§ DATA SUPPLIED
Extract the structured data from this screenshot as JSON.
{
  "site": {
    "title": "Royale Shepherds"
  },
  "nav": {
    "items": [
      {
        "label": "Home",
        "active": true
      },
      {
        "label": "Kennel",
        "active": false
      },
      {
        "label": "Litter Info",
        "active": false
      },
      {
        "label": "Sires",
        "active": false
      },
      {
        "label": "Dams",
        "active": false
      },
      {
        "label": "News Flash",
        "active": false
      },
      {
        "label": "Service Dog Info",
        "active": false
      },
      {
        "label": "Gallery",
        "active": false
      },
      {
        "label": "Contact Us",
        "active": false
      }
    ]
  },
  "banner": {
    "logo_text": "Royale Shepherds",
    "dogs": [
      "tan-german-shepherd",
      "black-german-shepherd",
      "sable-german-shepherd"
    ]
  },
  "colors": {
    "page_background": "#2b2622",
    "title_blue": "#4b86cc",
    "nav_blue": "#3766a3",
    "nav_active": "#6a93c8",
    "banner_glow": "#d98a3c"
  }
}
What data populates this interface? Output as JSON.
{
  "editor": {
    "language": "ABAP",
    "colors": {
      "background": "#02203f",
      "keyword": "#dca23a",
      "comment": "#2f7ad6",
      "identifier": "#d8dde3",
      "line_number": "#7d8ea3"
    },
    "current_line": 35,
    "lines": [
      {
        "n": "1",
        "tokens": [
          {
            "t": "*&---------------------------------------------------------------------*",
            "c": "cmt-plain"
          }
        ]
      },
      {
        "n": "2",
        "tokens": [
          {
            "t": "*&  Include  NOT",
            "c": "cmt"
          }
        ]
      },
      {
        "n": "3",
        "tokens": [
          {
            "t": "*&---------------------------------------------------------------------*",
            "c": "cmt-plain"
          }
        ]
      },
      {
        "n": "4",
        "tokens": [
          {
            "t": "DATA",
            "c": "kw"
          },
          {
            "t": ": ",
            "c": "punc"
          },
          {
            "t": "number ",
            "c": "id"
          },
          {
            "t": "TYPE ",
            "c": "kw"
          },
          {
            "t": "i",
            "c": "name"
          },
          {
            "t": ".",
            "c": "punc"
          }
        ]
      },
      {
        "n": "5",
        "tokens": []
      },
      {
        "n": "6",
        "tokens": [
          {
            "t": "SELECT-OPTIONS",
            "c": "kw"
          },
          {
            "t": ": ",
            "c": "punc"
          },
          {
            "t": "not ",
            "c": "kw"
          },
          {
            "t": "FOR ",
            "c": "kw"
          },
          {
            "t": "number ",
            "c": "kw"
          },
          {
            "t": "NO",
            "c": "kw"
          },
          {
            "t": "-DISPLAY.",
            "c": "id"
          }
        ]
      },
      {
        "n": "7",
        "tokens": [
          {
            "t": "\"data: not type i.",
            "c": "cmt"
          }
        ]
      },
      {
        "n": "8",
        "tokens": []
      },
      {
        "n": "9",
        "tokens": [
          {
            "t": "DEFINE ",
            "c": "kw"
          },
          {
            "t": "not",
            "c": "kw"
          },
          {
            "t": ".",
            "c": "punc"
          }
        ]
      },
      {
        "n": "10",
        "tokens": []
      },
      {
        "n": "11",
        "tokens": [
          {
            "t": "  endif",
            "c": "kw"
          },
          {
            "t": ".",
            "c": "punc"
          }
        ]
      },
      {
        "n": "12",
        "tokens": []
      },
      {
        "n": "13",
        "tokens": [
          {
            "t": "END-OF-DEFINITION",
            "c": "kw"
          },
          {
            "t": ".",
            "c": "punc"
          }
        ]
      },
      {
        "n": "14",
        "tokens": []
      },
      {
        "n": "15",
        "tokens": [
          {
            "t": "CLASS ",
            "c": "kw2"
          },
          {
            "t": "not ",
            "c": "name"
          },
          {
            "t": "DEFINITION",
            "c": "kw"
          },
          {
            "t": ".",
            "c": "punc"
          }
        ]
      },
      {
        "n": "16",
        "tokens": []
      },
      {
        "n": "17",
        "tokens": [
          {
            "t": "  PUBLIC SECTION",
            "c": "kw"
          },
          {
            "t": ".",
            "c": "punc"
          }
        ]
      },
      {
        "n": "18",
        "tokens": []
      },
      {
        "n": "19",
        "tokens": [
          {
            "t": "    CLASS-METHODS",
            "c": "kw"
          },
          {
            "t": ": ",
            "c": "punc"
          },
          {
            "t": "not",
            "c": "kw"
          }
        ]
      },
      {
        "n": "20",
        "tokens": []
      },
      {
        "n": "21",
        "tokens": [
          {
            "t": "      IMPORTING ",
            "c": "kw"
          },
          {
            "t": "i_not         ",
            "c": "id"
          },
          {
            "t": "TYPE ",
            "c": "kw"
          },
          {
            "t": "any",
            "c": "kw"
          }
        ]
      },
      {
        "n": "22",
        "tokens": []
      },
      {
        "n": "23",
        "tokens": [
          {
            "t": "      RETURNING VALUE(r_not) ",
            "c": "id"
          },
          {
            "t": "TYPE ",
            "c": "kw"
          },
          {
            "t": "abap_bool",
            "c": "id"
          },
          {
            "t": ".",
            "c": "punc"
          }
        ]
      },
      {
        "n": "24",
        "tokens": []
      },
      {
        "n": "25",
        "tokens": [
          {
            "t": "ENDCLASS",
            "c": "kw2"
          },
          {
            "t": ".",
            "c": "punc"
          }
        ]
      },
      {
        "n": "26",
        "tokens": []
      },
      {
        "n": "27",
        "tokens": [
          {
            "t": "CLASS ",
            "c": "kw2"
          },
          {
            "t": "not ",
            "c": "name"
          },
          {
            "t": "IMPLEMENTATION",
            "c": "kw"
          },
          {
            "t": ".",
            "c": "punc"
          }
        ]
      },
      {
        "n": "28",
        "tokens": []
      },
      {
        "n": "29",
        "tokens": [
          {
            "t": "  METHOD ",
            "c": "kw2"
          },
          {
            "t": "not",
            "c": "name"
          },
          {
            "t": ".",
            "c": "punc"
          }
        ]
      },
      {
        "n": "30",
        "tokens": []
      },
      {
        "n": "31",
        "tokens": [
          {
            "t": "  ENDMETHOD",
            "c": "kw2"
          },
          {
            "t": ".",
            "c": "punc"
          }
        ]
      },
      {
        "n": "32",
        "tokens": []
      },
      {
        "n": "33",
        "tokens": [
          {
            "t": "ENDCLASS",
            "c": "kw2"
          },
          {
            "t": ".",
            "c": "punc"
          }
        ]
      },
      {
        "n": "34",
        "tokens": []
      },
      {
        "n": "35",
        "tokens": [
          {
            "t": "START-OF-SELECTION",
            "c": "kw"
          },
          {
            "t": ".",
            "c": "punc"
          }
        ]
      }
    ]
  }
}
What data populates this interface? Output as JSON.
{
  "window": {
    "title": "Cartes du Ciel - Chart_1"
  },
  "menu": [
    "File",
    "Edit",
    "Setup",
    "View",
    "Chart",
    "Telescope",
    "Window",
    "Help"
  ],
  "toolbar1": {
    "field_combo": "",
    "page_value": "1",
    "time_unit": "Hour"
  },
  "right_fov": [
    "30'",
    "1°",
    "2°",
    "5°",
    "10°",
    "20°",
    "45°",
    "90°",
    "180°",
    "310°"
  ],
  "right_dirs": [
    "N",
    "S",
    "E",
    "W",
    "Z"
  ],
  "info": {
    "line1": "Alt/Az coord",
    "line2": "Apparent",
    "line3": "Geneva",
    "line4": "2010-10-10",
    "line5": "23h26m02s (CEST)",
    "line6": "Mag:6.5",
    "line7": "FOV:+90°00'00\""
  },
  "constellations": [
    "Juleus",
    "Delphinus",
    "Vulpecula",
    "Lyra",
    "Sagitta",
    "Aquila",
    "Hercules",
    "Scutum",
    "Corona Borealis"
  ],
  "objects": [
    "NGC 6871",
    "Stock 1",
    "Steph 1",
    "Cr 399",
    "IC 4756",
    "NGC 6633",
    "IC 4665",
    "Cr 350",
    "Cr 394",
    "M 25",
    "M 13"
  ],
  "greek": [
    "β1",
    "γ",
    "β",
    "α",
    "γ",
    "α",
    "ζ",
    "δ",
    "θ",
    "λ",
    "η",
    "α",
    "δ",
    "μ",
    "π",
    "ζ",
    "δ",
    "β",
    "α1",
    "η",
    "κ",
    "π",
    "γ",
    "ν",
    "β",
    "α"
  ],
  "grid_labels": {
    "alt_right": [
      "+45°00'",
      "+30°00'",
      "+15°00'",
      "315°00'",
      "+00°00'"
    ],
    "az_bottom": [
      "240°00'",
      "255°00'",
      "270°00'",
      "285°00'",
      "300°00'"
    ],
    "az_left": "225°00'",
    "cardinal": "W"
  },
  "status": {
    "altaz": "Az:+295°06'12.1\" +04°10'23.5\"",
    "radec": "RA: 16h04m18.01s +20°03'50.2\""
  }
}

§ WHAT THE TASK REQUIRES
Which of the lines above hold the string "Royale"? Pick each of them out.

§ THE COMPLETED TASK
    "title": "Royale Shepherds"
    "logo_text": "Royale Shepherds",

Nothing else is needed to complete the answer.